ACTION ITEM –
Without the images, reproduce each line of the material exactly.

PROVIDED ENTRIES –
──────
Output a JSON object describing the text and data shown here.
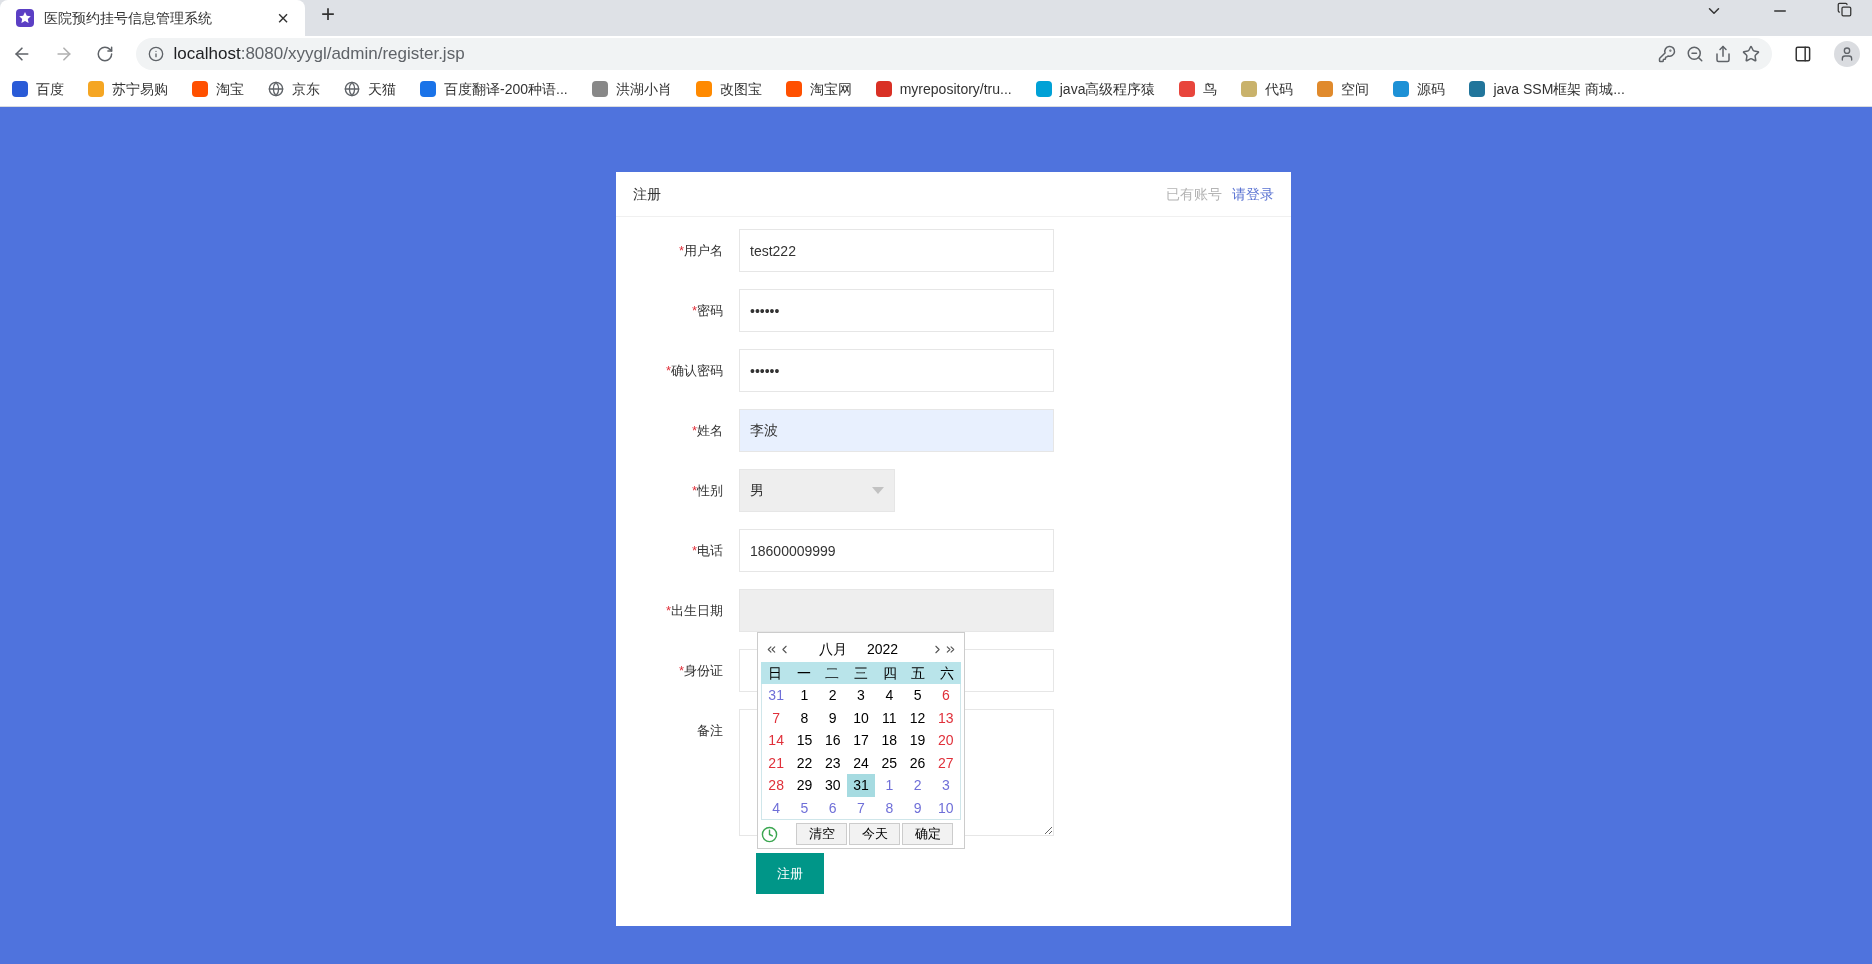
{
  "browser": {
    "tab": {
      "title": "医院预约挂号信息管理系统",
      "close": "×",
      "selected": true
    },
    "new_tab": "+",
    "url_host": "localhost",
    "url_rest": ":8080/xyygl/admin/register.jsp",
    "bookmarks": [
      "百度",
      "苏宁易购",
      "淘宝",
      "京东",
      "天猫",
      "百度翻译-200种语...",
      "洪湖小肖",
      "改图宝",
      "淘宝网",
      "myrepository/tru...",
      "java高级程序猿",
      "鸟",
      "代码",
      "空间",
      "源码",
      "java SSM框架 商城..."
    ]
  },
  "card": {
    "title": "注册",
    "hint": "已有账号",
    "login_link": "请登录"
  },
  "fields": [
    {
      "kind": "text",
      "required_mark": "*",
      "label": "用户名",
      "value": "test222"
    },
    {
      "kind": "password",
      "required_mark": "*",
      "label": "密码",
      "value": "••••••"
    },
    {
      "kind": "password",
      "required_mark": "*",
      "label": "确认密码",
      "value": "••••••"
    },
    {
      "kind": "autofill",
      "required_mark": "*",
      "label": "姓名",
      "value": "李波"
    },
    {
      "kind": "select",
      "required_mark": "*",
      "label": "性别",
      "value": "男"
    },
    {
      "kind": "text",
      "required_mark": "*",
      "label": "电话",
      "value": "18600009999"
    },
    {
      "kind": "date",
      "required_mark": "*",
      "label": "出生日期"
    },
    {
      "kind": "text",
      "required_mark": "*",
      "label": "身份证"
    },
    {
      "kind": "textarea",
      "label": "备注"
    }
  ],
  "submit": "注册",
  "calendar": {
    "month": "八月",
    "year": "2022",
    "weekdays": [
      "日",
      "一",
      "二",
      "三",
      "四",
      "五",
      "六"
    ],
    "weeks": [
      [
        {
          "day": "31",
          "kind": "other",
          "selected": false
        },
        {
          "day": "1",
          "kind": "normal",
          "selected": false
        },
        {
          "day": "2",
          "kind": "normal",
          "selected": false
        },
        {
          "day": "3",
          "kind": "normal",
          "selected": false
        },
        {
          "day": "4",
          "kind": "normal",
          "selected": false
        },
        {
          "day": "5",
          "kind": "normal",
          "selected": false
        },
        {
          "day": "6",
          "kind": "weekend",
          "selected": false
        }
      ],
      [
        {
          "day": "7",
          "kind": "weekend",
          "selected": false
        },
        {
          "day": "8",
          "kind": "normal",
          "selected": false
        },
        {
          "day": "9",
          "kind": "normal",
          "selected": false
        },
        {
          "day": "10",
          "kind": "normal",
          "selected": false
        },
        {
          "day": "11",
          "kind": "normal",
          "selected": false
        },
        {
          "day": "12",
          "kind": "normal",
          "selected": false
        },
        {
          "day": "13",
          "kind": "weekend",
          "selected": false
        }
      ],
      [
        {
          "day": "14",
          "kind": "weekend",
          "selected": false
        },
        {
          "day": "15",
          "kind": "normal",
          "selected": false
        },
        {
          "day": "16",
          "kind": "normal",
          "selected": false
        },
        {
          "day": "17",
          "kind": "normal",
          "selected": false
        },
        {
          "day": "18",
          "kind": "normal",
          "selected": false
        },
        {
          "day": "19",
          "kind": "normal",
          "selected": false
        },
        {
          "day": "20",
          "kind": "weekend",
          "selected": false
        }
      ],
      [
        {
          "day": "21",
          "kind": "weekend",
          "selected": false
        },
        {
          "day": "22",
          "kind": "normal",
          "selected": false
        },
        {
          "day": "23",
          "kind": "normal",
          "selected": false
        },
        {
          "day": "24",
          "kind": "normal",
          "selected": false
        },
        {
          "day": "25",
          "kind": "normal",
          "selected": false
        },
        {
          "day": "26",
          "kind": "normal",
          "selected": false
        },
        {
          "day": "27",
          "kind": "weekend",
          "selected": false
        }
      ],
      [
        {
          "day": "28",
          "kind": "weekend",
          "selected": false
        },
        {
          "day": "29",
          "kind": "normal",
          "selected": false
        },
        {
          "day": "30",
          "kind": "normal",
          "selected": false
        },
        {
          "day": "31",
          "kind": "normal",
          "selected": true
        },
        {
          "day": "1",
          "kind": "other",
          "selected": false
        },
        {
          "day": "2",
          "kind": "other",
          "selected": false
        },
        {
          "day": "3",
          "kind": "other",
          "selected": false
        }
      ],
      [
        {
          "day": "4",
          "kind": "other",
          "selected": false
        },
        {
          "day": "5",
          "kind": "other",
          "selected": false
        },
        {
          "day": "6",
          "kind": "other",
          "selected": false
        },
        {
          "day": "7",
          "kind": "other",
          "selected": false
        },
        {
          "day": "8",
          "kind": "other",
          "selected": false
        },
        {
          "day": "9",
          "kind": "other",
          "selected": false
        },
        {
          "day": "10",
          "kind": "other",
          "selected": false
        }
      ]
    ],
    "buttons": [
      "清空",
      "今天",
      "确定"
    ]
  }
}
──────
ANSWER BOX –
Output a JSON object describing the text and data shown here.
{
  "browser": {
    "tab": {
      "title": "医院预约挂号信息管理系统",
      "close": "×",
      "selected": true
    },
    "new_tab": "+",
    "url_host": "localhost",
    "url_rest": ":8080/xyygl/admin/register.jsp",
    "bookmarks": [
      "百度",
      "苏宁易购",
      "淘宝",
      "京东",
      "天猫",
      "百度翻译-200种语...",
      "洪湖小肖",
      "改图宝",
      "淘宝网",
      "myrepository/tru...",
      "java高级程序猿",
      "鸟",
      "代码",
      "空间",
      "源码",
      "java SSM框架 商城..."
    ]
  },
  "card": {
    "title": "注册",
    "hint": "已有账号",
    "login_link": "请登录"
  },
  "fields": [
    {
      "kind": "text",
      "required_mark": "*",
      "label": "用户名",
      "value": "test222"
    },
    {
      "kind": "password",
      "required_mark": "*",
      "label": "密码",
      "value": "••••••"
    },
    {
      "kind": "password",
      "required_mark": "*",
      "label": "确认密码",
      "value": "••••••"
    },
    {
      "kind": "autofill",
      "required_mark": "*",
      "label": "姓名",
      "value": "李波"
    },
    {
      "kind": "select",
      "required_mark": "*",
      "label": "性别",
      "value": "男"
    },
    {
      "kind": "text",
      "required_mark": "*",
      "label": "电话",
      "value": "18600009999"
    },
    {
      "kind": "date",
      "required_mark": "*",
      "label": "出生日期"
    },
    {
      "kind": "text",
      "required_mark": "*",
      "label": "身份证"
    },
    {
      "kind": "textarea",
      "label": "备注"
    }
  ],
  "submit": "注册",
  "calendar": {
    "month": "八月",
    "year": "2022",
    "weekdays": [
      "日",
      "一",
      "二",
      "三",
      "四",
      "五",
      "六"
    ],
    "weeks": [
      [
        {
          "day": "31",
          "kind": "other",
          "selected": false
        },
        {
          "day": "1",
          "kind": "normal",
          "selected": false
        },
        {
          "day": "2",
          "kind": "normal",
          "selected": false
        },
        {
          "day": "3",
          "kind": "normal",
          "selected": false
        },
        {
          "day": "4",
          "kind": "normal",
          "selected": false
        },
        {
          "day": "5",
          "kind": "normal",
          "selected": false
        },
        {
          "day": "6",
          "kind": "weekend",
          "selected": false
        }
      ],
      [
        {
          "day": "7",
          "kind": "weekend",
          "selected": false
        },
        {
          "day": "8",
          "kind": "normal",
          "selected": false
        },
        {
          "day": "9",
          "kind": "normal",
          "selected": false
        },
        {
          "day": "10",
          "kind": "normal",
          "selected": false
        },
        {
          "day": "11",
          "kind": "normal",
          "selected": false
        },
        {
          "day": "12",
          "kind": "normal",
          "selected": false
        },
        {
          "day": "13",
          "kind": "weekend",
          "selected": false
        }
      ],
      [
        {
          "day": "14",
          "kind": "weekend",
          "selected": false
        },
        {
          "day": "15",
          "kind": "normal",
          "selected": false
        },
        {
          "day": "16",
          "kind": "normal",
          "selected": false
        },
        {
          "day": "17",
          "kind": "normal",
          "selected": false
        },
        {
          "day": "18",
          "kind": "normal",
          "selected": false
        },
        {
          "day": "19",
          "kind": "normal",
          "selected": false
        },
        {
          "day": "20",
          "kind": "weekend",
          "selected": false
        }
      ],
      [
        {
          "day": "21",
          "kind": "weekend",
          "selected": false
        },
        {
          "day": "22",
          "kind": "normal",
          "selected": false
        },
        {
          "day": "23",
          "kind": "normal",
          "selected": false
        },
        {
          "day": "24",
          "kind": "normal",
          "selected": false
        },
        {
          "day": "25",
          "kind": "normal",
          "selected": false
        },
        {
          "day": "26",
          "kind": "normal",
          "selected": false
        },
        {
          "day": "27",
          "kind": "weekend",
          "selected": false
        }
      ],
      [
        {
          "day": "28",
          "kind": "weekend",
          "selected": false
        },
        {
          "day": "29",
          "kind": "normal",
          "selected": false
        },
        {
          "day": "30",
          "kind": "normal",
          "selected": false
        },
        {
          "day": "31",
          "kind": "normal",
          "selected": true
        },
        {
          "day": "1",
          "kind": "other",
          "selected": false
        },
        {
          "day": "2",
          "kind": "other",
          "selected": false
        },
        {
          "day": "3",
          "kind": "other",
          "selected": false
        }
      ],
      [
        {
          "day": "4",
          "kind": "other",
          "selected": false
        },
        {
          "day": "5",
          "kind": "other",
          "selected": false
        },
        {
          "day": "6",
          "kind": "other",
          "selected": false
        },
        {
          "day": "7",
          "kind": "other",
          "selected": false
        },
        {
          "day": "8",
          "kind": "other",
          "selected": false
        },
        {
          "day": "9",
          "kind": "other",
          "selected": false
        },
        {
          "day": "10",
          "kind": "other",
          "selected": false
        }
      ]
    ],
    "buttons": [
      "清空",
      "今天",
      "确定"
    ]
  }
}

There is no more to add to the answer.